**TASK PROMPT**
Return the listing below exactly as it stands. Pictures stay out.

**EXERCISE DATA**
____________________
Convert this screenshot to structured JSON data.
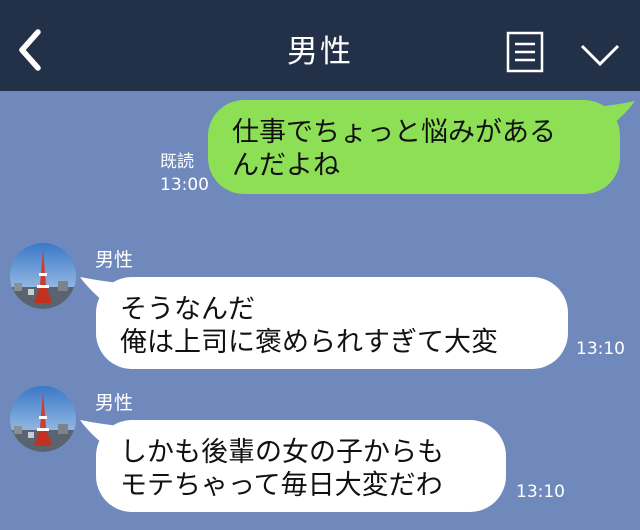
{
  "header": {
    "title": "男性",
    "back_icon": "chevron-left-icon",
    "menu_icon": "note-menu-icon",
    "expand_icon": "chevron-down-icon"
  },
  "colors": {
    "header_bg": "#223048",
    "chat_bg": "#7089bd",
    "outgoing_bubble": "#8de055",
    "incoming_bubble": "#ffffff"
  },
  "messages": [
    {
      "direction": "outgoing",
      "lines": [
        "仕事でちょっと悩みがある",
        "んだよね"
      ],
      "read_label": "既読",
      "time": "13:00"
    },
    {
      "direction": "incoming",
      "sender": "男性",
      "lines": [
        "そうなんだ",
        "俺は上司に褒められすぎて大変"
      ],
      "time": "13:10"
    },
    {
      "direction": "incoming",
      "sender": "男性",
      "lines": [
        "しかも後輩の女の子からも",
        "モテちゃって毎日大変だわ"
      ],
      "time": "13:10"
    }
  ]
}
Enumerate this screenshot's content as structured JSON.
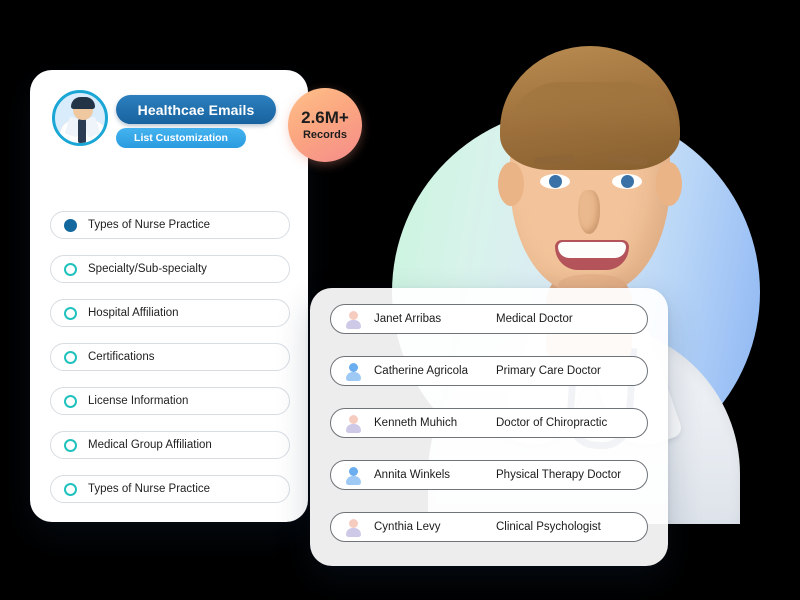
{
  "left_card": {
    "logo_icon": "doctor-avatar-icon",
    "title": "Healthcae Emails",
    "subtitle": "List Customization",
    "records_badge": {
      "value": "2.6M+",
      "label": "Records",
      "color": "#fba680"
    },
    "options": [
      {
        "label": "Types of Nurse Practice",
        "selected": true
      },
      {
        "label": "Specialty/Sub-specialty",
        "selected": false
      },
      {
        "label": "Hospital Affiliation",
        "selected": false
      },
      {
        "label": "Certifications",
        "selected": false
      },
      {
        "label": "License Information",
        "selected": false
      },
      {
        "label": "Medical Group Affiliation",
        "selected": false
      },
      {
        "label": "Types of Nurse Practice",
        "selected": false
      }
    ],
    "selected_color": "#13699e",
    "unselected_color": "#1fc2bd"
  },
  "right_card": {
    "contacts": [
      {
        "name": "Janet Arribas",
        "role": "Medical Doctor",
        "avatar": "person-icon-pink"
      },
      {
        "name": "Catherine Agricola",
        "role": "Primary Care Doctor",
        "avatar": "person-icon-blue"
      },
      {
        "name": "Kenneth Muhich",
        "role": "Doctor of Chiropractic",
        "avatar": "person-icon-pink"
      },
      {
        "name": "Annita Winkels",
        "role": "Physical Therapy Doctor",
        "avatar": "person-icon-blue"
      },
      {
        "name": "Cynthia Levy",
        "role": "Clinical Psychologist",
        "avatar": "person-icon-pink"
      }
    ]
  },
  "background": {
    "circle_gradient_start": "#c9f4dd",
    "circle_gradient_end": "#8ab4f3",
    "photo_alt": "smiling-doctor-photo"
  }
}
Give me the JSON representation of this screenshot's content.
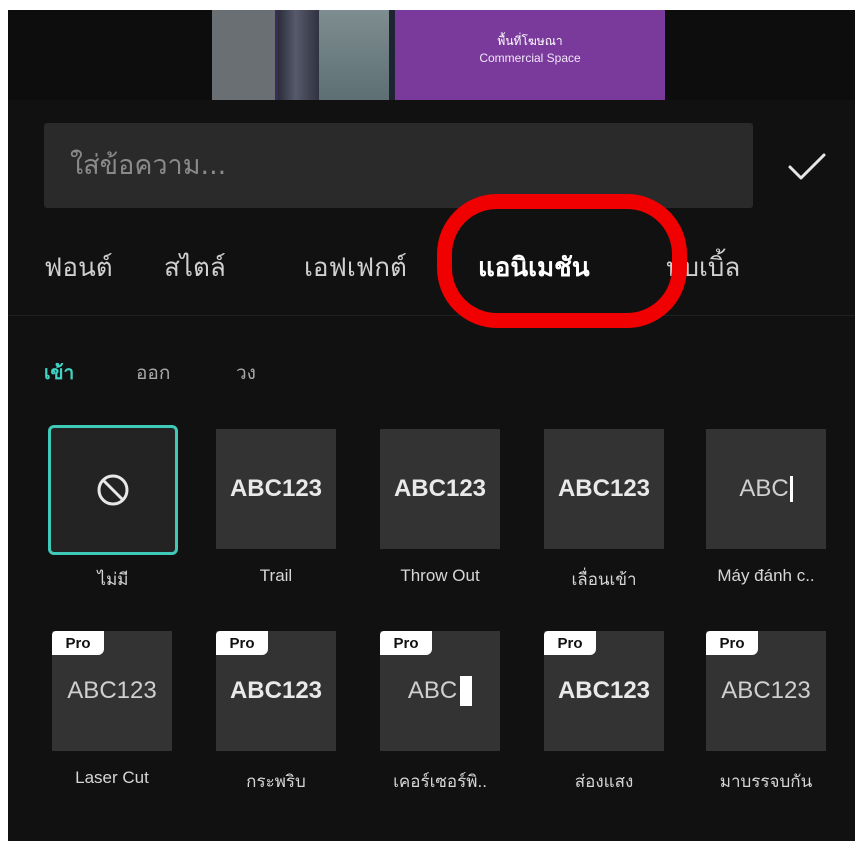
{
  "preview": {
    "sign_thai": "พื้นที่โฆษณา",
    "sign_english": "Commercial Space"
  },
  "text_input": {
    "placeholder": "ใส่ข้อความ..."
  },
  "main_tabs": [
    {
      "label": "ฟอนต์",
      "active": false
    },
    {
      "label": "สไตล์",
      "active": false
    },
    {
      "label": "เอฟเฟกต์",
      "active": false
    },
    {
      "label": "แอนิเมชัน",
      "active": true
    },
    {
      "label": "บับเบิ้ล",
      "active": false
    }
  ],
  "sub_tabs": [
    {
      "label": "เข้า",
      "active": true
    },
    {
      "label": "ออก",
      "active": false
    },
    {
      "label": "วง",
      "active": false
    }
  ],
  "animations_row1": [
    {
      "preview": "",
      "label": "ไม่มี",
      "icon": "none-icon",
      "selected": true
    },
    {
      "preview": "ABC123",
      "label": "Trail"
    },
    {
      "preview": "ABC123",
      "label": "Throw Out"
    },
    {
      "preview": "ABC123",
      "label": "เลื่อนเข้า"
    },
    {
      "preview": "ABC",
      "label": "Máy đánh c.."
    }
  ],
  "animations_row2": [
    {
      "preview": "ABC123",
      "label": "Laser Cut",
      "badge": "Pro"
    },
    {
      "preview": "ABC123",
      "label": "กระพริบ",
      "badge": "Pro"
    },
    {
      "preview": "ABC",
      "label": "เคอร์เซอร์พิ..",
      "badge": "Pro"
    },
    {
      "preview": "ABC123",
      "label": "ส่องแสง",
      "badge": "Pro"
    },
    {
      "preview": "ABC123",
      "label": "มาบรรจบกัน",
      "badge": "Pro"
    }
  ],
  "colors": {
    "background": "#111111",
    "accent_teal": "#43d3c3",
    "annotation_red": "#f00000"
  }
}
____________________
**FINAL ANSWER**
Convert this screenshot to structured JSON data.
{
  "header": {
    "title": "男性",
    "back_icon": "chevron-left-icon",
    "menu_icon": "note-menu-icon",
    "expand_icon": "chevron-down-icon"
  },
  "colors": {
    "header_bg": "#223048",
    "chat_bg": "#7089bd",
    "outgoing_bubble": "#8de055",
    "incoming_bubble": "#ffffff"
  },
  "messages": [
    {
      "direction": "outgoing",
      "lines": [
        "仕事でちょっと悩みがある",
        "んだよね"
      ],
      "read_label": "既読",
      "time": "13:00"
    },
    {
      "direction": "incoming",
      "sender": "男性",
      "lines": [
        "そうなんだ",
        "俺は上司に褒められすぎて大変"
      ],
      "time": "13:10"
    },
    {
      "direction": "incoming",
      "sender": "男性",
      "lines": [
        "しかも後輩の女の子からも",
        "モテちゃって毎日大変だわ"
      ],
      "time": "13:10"
    }
  ]
}
Enumerate this screenshot's content as structured JSON.
{
  "left_card": {
    "logo_icon": "doctor-avatar-icon",
    "title": "Healthcae Emails",
    "subtitle": "List Customization",
    "records_badge": {
      "value": "2.6M+",
      "label": "Records",
      "color": "#fba680"
    },
    "options": [
      {
        "label": "Types of Nurse Practice",
        "selected": true
      },
      {
        "label": "Specialty/Sub-specialty",
        "selected": false
      },
      {
        "label": "Hospital Affiliation",
        "selected": false
      },
      {
        "label": "Certifications",
        "selected": false
      },
      {
        "label": "License Information",
        "selected": false
      },
      {
        "label": "Medical Group Affiliation",
        "selected": false
      },
      {
        "label": "Types of Nurse Practice",
        "selected": false
      }
    ],
    "selected_color": "#13699e",
    "unselected_color": "#1fc2bd"
  },
  "right_card": {
    "contacts": [
      {
        "name": "Janet Arribas",
        "role": "Medical Doctor",
        "avatar": "person-icon-pink"
      },
      {
        "name": "Catherine Agricola",
        "role": "Primary Care Doctor",
        "avatar": "person-icon-blue"
      },
      {
        "name": "Kenneth Muhich",
        "role": "Doctor of Chiropractic",
        "avatar": "person-icon-pink"
      },
      {
        "name": "Annita Winkels",
        "role": "Physical Therapy Doctor",
        "avatar": "person-icon-blue"
      },
      {
        "name": "Cynthia Levy",
        "role": "Clinical Psychologist",
        "avatar": "person-icon-pink"
      }
    ]
  },
  "background": {
    "circle_gradient_start": "#c9f4dd",
    "circle_gradient_end": "#8ab4f3",
    "photo_alt": "smiling-doctor-photo"
  }
}
Give me the JSON representation of this screenshot's content.
{
  "preview": {
    "sign_thai": "พื้นที่โฆษณา",
    "sign_english": "Commercial Space"
  },
  "text_input": {
    "placeholder": "ใส่ข้อความ..."
  },
  "main_tabs": [
    {
      "label": "ฟอนต์",
      "active": false
    },
    {
      "label": "สไตล์",
      "active": false
    },
    {
      "label": "เอฟเฟกต์",
      "active": false
    },
    {
      "label": "แอนิเมชัน",
      "active": true
    },
    {
      "label": "บับเบิ้ล",
      "active": false
    }
  ],
  "sub_tabs": [
    {
      "label": "เข้า",
      "active": true
    },
    {
      "label": "ออก",
      "active": false
    },
    {
      "label": "วง",
      "active": false
    }
  ],
  "animations_row1": [
    {
      "preview": "",
      "label": "ไม่มี",
      "icon": "none-icon",
      "selected": true
    },
    {
      "preview": "ABC123",
      "label": "Trail"
    },
    {
      "preview": "ABC123",
      "label": "Throw Out"
    },
    {
      "preview": "ABC123",
      "label": "เลื่อนเข้า"
    },
    {
      "preview": "ABC",
      "label": "Máy đánh c.."
    }
  ],
  "animations_row2": [
    {
      "preview": "ABC123",
      "label": "Laser Cut",
      "badge": "Pro"
    },
    {
      "preview": "ABC123",
      "label": "กระพริบ",
      "badge": "Pro"
    },
    {
      "preview": "ABC",
      "label": "เคอร์เซอร์พิ..",
      "badge": "Pro"
    },
    {
      "preview": "ABC123",
      "label": "ส่องแสง",
      "badge": "Pro"
    },
    {
      "preview": "ABC123",
      "label": "มาบรรจบกัน",
      "badge": "Pro"
    }
  ],
  "colors": {
    "background": "#111111",
    "accent_teal": "#43d3c3",
    "annotation_red": "#f00000"
  }
}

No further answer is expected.